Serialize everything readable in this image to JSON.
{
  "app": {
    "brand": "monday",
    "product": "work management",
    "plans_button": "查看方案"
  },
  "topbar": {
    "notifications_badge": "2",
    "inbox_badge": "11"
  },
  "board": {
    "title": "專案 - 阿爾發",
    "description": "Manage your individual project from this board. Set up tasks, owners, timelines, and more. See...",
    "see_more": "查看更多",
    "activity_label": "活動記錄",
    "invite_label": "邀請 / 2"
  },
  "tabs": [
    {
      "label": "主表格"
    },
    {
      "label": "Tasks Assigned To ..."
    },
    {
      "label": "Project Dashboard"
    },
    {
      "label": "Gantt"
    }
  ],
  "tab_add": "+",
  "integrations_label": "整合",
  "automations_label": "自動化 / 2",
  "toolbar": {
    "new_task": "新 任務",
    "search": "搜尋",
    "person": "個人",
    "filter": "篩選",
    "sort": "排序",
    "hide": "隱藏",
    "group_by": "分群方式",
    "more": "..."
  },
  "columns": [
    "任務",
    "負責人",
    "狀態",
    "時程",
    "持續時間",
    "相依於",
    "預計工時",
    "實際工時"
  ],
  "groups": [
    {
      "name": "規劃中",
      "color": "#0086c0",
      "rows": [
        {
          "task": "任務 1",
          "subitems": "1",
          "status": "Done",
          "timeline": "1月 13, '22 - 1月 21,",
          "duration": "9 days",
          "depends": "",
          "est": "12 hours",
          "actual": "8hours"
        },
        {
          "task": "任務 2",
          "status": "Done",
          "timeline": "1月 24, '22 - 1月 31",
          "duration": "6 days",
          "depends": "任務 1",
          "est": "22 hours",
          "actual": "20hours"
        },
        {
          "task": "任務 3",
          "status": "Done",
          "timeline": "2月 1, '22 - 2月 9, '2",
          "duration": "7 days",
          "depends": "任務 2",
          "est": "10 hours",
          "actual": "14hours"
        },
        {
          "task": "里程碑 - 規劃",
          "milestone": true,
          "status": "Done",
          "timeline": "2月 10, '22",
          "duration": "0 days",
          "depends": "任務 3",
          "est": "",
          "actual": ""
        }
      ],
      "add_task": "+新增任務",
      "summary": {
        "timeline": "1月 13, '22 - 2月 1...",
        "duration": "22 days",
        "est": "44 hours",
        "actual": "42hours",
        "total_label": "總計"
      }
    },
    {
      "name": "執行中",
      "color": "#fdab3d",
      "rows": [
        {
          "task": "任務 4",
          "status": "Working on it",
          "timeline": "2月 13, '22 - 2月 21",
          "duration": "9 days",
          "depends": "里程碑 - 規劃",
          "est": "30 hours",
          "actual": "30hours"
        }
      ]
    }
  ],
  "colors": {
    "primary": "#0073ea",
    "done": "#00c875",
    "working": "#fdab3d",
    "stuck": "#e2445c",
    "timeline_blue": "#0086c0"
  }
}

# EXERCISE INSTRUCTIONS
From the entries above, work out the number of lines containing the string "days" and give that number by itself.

# ANSWER FOR THE TASK
6